EXERCISE AIM:
Pull out every line below that contains the word "Taxes".

EXTRACTED ENTRIES:
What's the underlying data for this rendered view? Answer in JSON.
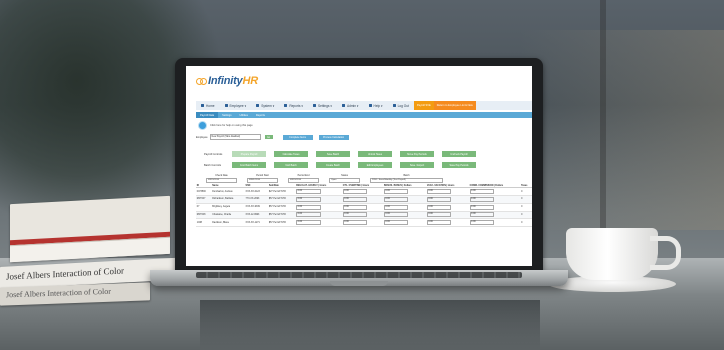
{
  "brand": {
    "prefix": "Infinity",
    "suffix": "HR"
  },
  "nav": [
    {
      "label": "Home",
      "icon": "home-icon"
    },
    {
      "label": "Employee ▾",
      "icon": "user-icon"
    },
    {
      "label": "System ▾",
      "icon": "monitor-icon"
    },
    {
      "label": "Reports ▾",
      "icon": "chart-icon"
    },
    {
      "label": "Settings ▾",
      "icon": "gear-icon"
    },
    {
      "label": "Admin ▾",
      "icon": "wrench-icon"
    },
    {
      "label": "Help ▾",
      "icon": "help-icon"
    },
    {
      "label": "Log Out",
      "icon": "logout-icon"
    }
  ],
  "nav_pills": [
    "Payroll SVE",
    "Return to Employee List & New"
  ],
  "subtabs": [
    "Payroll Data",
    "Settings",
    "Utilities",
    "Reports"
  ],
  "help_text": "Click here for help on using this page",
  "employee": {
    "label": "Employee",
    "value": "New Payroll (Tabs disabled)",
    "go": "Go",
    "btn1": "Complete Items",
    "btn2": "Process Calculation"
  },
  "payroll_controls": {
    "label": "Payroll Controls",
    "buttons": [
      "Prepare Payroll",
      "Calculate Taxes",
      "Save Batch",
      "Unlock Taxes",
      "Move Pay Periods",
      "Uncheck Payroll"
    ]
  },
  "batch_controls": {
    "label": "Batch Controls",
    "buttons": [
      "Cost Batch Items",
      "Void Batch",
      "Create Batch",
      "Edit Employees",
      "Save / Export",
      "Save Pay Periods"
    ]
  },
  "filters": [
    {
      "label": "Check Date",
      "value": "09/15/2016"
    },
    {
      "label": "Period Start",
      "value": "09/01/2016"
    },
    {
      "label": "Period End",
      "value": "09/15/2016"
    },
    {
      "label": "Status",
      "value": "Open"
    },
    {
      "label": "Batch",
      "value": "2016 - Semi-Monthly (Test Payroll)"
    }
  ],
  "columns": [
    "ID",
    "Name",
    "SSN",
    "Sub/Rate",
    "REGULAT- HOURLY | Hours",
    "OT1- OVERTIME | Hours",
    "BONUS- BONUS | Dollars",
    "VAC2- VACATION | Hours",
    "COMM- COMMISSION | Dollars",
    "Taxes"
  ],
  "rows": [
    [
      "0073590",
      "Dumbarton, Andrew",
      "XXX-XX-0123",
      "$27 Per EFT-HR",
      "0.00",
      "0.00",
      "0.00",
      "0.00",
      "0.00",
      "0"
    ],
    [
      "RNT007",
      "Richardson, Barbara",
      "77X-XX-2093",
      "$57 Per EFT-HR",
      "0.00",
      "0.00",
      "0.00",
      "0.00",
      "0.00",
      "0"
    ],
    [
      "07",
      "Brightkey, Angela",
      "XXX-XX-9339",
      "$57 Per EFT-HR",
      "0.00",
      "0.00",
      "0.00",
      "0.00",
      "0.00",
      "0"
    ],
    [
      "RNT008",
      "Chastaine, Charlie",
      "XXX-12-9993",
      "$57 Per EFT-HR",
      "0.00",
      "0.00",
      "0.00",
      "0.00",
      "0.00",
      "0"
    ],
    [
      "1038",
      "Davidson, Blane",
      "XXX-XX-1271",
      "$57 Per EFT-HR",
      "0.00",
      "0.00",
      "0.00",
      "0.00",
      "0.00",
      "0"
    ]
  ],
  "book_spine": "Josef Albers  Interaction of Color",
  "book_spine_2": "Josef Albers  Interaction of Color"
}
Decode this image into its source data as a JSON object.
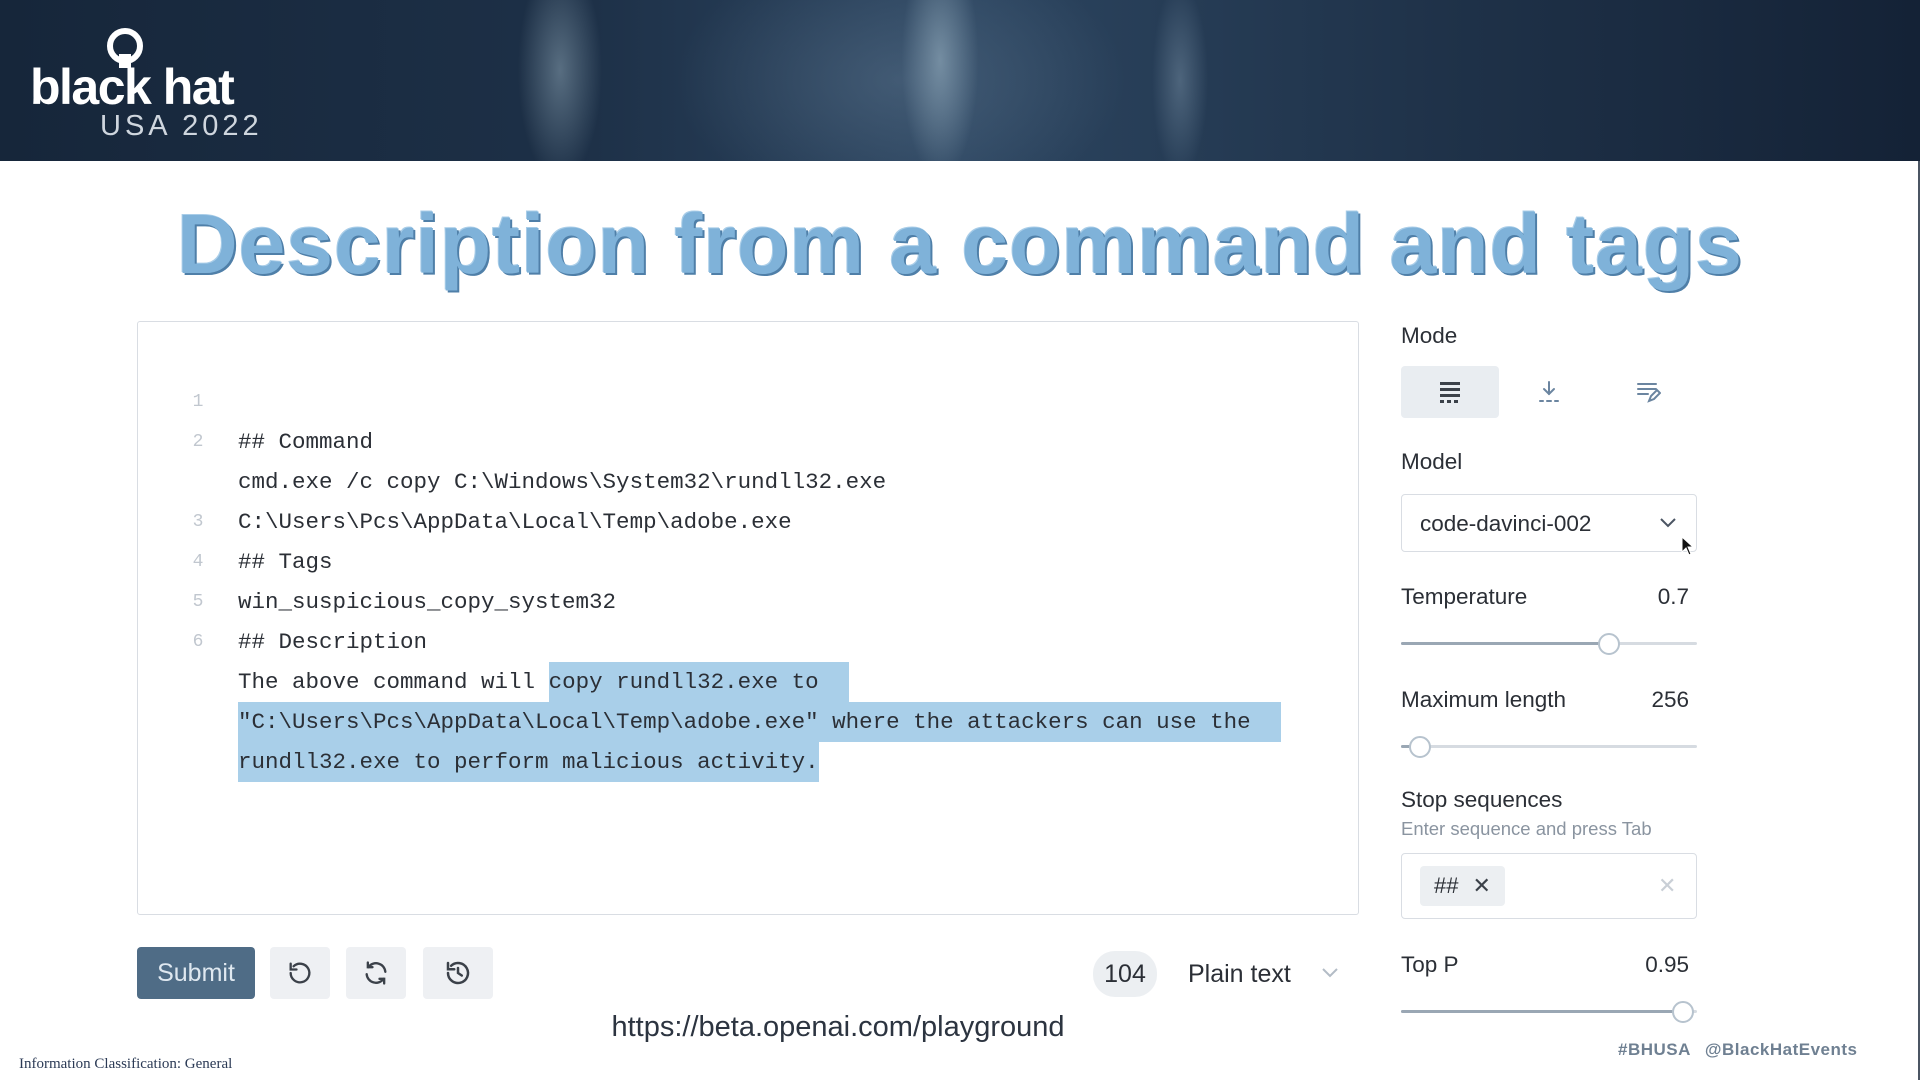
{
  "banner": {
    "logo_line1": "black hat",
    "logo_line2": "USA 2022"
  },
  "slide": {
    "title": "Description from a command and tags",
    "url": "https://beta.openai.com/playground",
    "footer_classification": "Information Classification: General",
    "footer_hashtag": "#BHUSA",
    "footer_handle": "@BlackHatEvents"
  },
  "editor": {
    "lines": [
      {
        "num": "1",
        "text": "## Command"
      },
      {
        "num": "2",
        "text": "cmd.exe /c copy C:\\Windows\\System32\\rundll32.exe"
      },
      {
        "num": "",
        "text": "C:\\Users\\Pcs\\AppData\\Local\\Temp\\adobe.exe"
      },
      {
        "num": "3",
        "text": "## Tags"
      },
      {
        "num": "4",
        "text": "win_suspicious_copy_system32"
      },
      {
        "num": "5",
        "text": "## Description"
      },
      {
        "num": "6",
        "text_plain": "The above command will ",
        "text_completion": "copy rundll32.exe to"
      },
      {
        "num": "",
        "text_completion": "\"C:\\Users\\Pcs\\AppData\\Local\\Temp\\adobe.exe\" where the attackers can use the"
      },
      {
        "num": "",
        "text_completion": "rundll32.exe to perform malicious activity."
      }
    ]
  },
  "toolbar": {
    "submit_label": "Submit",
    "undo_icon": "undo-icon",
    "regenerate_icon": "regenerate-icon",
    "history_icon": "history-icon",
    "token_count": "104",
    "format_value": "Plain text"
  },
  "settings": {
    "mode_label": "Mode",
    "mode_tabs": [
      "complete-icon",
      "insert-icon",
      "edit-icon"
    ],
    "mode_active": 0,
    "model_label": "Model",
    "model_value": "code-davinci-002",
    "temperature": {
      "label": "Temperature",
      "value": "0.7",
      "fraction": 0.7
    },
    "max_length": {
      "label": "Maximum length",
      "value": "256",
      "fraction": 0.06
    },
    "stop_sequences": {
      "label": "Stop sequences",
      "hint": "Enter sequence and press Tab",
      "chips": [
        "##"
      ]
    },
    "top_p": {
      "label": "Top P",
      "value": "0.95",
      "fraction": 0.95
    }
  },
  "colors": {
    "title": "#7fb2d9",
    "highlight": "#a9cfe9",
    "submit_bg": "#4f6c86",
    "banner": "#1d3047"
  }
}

RESULT BELOW:
      "Calculate Taxes",
      "Unlock Taxes",
    "Taxes"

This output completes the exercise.